Climate Change Might Evolve Planet Earth, Reveals NASA
Movement in tectonic plates is of historical significance, especially since the super continent Pangaea broke into the seven continents and five oceans because of the very same reason. According to the researchers, these tectonic plates are still shifting, which means that our planet is also evolving.
Some predictions are being made, in accordance with a research led by Michael Way of the National Aeronautics and Space Administration (NASA) Goddard Institute for Space Studies, about the changes that may occur on the earth over the next 200 to 250 million years.
The increased radiation and slower rotation rate of the sun could change the upcoming climate change scenarios completely.
Researchers, in the study published in the “Geochemistry, Geophysics, Geosystems” journal, said;
In one case the present-day continents form into a single landmass near the equator, and in the other case Antarctica stays put, but the rest of the present-day continents are mostly pushed well north of the equator.
According to the study, the continents might culminate into supercontinents and then scatter over a cycle of 400 to 600 million years following something called the supercontinent cycle. Researchers have also recognized strong relations between the movement of the lithosphere plates and climate.
Apparently, there are two probable formations.
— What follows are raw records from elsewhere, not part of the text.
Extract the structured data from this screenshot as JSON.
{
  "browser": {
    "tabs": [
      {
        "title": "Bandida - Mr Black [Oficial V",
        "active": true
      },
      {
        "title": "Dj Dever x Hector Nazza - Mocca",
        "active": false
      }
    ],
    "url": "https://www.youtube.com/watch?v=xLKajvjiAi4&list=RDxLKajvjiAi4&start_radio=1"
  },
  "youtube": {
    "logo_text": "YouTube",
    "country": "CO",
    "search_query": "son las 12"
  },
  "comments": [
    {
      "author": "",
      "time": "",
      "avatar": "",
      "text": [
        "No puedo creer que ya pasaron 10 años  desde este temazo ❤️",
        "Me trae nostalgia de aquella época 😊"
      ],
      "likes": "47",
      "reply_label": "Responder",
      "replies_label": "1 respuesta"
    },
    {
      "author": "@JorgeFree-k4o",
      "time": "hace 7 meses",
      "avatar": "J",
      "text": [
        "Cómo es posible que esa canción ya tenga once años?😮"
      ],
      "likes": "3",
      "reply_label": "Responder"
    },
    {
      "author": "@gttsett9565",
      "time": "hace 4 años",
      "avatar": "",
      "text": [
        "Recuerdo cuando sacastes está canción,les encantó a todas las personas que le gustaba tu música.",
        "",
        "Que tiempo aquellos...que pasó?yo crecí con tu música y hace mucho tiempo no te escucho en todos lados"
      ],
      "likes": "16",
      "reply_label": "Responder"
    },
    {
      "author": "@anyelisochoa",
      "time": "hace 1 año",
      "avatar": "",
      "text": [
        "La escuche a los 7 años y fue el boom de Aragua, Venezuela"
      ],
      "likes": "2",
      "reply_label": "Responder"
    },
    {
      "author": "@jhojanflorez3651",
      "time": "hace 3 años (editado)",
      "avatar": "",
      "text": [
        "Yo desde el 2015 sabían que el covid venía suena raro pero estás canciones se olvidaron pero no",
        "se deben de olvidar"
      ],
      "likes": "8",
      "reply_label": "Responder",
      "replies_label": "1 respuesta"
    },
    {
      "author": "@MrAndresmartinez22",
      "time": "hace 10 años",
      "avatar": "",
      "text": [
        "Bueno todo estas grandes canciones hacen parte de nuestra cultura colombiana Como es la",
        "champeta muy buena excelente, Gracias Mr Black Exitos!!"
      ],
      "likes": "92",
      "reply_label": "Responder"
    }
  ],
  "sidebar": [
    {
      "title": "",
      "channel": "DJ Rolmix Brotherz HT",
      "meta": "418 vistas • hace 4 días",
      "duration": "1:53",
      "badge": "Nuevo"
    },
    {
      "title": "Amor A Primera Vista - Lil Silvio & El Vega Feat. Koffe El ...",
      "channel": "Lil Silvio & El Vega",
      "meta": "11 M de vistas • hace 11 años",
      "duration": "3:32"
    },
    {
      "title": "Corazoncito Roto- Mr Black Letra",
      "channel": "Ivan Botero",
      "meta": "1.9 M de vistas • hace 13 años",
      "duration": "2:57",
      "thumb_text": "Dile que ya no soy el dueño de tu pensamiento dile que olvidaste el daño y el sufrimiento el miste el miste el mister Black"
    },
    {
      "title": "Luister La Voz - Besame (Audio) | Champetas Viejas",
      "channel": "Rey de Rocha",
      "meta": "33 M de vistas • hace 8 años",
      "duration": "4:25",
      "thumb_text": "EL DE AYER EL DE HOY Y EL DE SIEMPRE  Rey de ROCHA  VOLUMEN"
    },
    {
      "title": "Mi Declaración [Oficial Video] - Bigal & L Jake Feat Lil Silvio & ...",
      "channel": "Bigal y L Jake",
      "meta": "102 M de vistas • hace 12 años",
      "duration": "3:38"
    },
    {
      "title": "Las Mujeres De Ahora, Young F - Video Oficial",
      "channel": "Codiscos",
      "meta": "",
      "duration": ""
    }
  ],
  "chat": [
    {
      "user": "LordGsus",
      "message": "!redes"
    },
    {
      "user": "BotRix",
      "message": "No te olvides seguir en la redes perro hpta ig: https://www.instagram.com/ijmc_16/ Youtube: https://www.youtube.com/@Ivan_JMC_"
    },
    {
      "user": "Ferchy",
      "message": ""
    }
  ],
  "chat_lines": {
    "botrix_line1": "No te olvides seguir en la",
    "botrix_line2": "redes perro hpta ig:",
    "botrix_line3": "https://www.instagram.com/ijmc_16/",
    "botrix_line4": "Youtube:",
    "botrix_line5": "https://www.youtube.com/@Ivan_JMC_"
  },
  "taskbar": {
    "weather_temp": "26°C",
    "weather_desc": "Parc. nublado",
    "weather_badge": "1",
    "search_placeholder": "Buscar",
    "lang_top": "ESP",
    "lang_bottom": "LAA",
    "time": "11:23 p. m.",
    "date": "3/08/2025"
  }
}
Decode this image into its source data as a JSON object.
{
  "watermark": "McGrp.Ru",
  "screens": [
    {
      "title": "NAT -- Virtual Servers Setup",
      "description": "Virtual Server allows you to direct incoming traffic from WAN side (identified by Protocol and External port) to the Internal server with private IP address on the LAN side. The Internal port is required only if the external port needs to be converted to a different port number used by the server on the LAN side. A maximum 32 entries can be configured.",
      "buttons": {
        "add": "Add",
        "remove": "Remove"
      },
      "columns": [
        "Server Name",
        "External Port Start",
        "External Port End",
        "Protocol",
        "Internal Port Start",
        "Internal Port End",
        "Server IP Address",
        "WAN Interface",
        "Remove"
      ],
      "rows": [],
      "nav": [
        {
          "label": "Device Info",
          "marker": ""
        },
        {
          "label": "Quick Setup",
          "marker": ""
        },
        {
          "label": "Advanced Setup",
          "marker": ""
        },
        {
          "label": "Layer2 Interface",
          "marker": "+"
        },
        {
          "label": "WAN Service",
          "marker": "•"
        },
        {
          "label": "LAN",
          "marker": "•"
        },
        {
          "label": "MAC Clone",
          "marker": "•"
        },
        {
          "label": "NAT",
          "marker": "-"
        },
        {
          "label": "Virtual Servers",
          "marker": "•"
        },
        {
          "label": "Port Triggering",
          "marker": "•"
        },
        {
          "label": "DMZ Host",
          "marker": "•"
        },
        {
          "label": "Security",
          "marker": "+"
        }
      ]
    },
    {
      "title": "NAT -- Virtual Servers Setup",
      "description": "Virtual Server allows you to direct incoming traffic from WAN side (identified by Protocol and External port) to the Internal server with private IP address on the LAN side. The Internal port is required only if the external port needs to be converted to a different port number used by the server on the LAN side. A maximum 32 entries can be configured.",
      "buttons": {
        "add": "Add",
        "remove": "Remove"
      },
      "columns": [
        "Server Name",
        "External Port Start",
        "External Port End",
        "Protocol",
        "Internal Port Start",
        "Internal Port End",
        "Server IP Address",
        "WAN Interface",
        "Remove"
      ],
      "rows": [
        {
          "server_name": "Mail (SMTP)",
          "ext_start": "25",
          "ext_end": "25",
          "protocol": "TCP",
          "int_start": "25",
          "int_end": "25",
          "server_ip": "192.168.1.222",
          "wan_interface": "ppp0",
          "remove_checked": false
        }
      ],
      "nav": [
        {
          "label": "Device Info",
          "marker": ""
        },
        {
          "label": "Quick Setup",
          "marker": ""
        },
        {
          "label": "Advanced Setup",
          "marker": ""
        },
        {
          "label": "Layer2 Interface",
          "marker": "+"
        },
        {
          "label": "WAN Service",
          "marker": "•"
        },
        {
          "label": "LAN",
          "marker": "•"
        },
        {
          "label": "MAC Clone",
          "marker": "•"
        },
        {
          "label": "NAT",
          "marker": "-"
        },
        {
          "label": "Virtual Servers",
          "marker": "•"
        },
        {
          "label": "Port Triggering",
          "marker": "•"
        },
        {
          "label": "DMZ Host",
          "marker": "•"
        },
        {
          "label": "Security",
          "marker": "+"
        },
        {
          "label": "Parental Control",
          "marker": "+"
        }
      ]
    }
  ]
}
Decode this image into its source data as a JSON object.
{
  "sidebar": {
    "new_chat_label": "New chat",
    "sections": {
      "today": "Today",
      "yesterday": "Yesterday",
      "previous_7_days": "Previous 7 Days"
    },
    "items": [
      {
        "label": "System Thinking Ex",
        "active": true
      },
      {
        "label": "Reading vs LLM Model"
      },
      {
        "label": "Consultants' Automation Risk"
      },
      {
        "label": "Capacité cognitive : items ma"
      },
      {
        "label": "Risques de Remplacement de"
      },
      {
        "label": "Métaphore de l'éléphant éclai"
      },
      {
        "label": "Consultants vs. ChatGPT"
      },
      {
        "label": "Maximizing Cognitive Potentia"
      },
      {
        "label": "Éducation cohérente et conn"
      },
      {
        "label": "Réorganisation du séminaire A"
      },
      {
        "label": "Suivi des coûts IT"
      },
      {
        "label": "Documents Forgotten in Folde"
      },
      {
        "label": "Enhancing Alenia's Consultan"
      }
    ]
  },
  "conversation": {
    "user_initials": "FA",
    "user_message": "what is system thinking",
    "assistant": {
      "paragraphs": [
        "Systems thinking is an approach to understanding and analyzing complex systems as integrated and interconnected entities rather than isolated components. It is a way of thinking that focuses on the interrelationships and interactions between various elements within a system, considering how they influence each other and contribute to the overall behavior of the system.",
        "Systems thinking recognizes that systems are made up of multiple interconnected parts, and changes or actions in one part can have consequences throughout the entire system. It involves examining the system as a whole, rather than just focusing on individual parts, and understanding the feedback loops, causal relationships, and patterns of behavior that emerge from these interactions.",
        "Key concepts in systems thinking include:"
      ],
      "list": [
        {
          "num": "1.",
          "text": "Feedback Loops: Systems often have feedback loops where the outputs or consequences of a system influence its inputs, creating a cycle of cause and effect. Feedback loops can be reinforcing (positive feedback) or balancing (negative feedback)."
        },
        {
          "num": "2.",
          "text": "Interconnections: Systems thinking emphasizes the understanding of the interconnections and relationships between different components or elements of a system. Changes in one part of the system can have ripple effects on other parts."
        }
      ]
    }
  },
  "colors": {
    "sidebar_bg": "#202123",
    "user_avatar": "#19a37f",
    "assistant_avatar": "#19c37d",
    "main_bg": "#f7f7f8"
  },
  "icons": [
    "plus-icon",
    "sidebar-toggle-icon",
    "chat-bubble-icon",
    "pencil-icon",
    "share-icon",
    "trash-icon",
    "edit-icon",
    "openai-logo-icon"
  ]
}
One is Aurica, a low latitude supercontinent that could emerge around 250 million years later, and the second is Amasia, a high latitude northern supercontinent and a smaller Antarctic subcontinent taking shape in about 200 million years.
High altitude land on Amasia would lead to the creation of ice sheets, the white supercontinent may revert more of the sun’s heat and there would be little snow or ice with average temperatures hovering around 20 degrees Celsius, the scientists have claimed.
The researchers while mentioning the Himalaya’s formation by the collision of the India-Eurasia plates, stated that the geological formations on the ever-changing surface of the planet have a strong influence on its climate, which could change for better or worse in these scenarios.
Via: HT Tech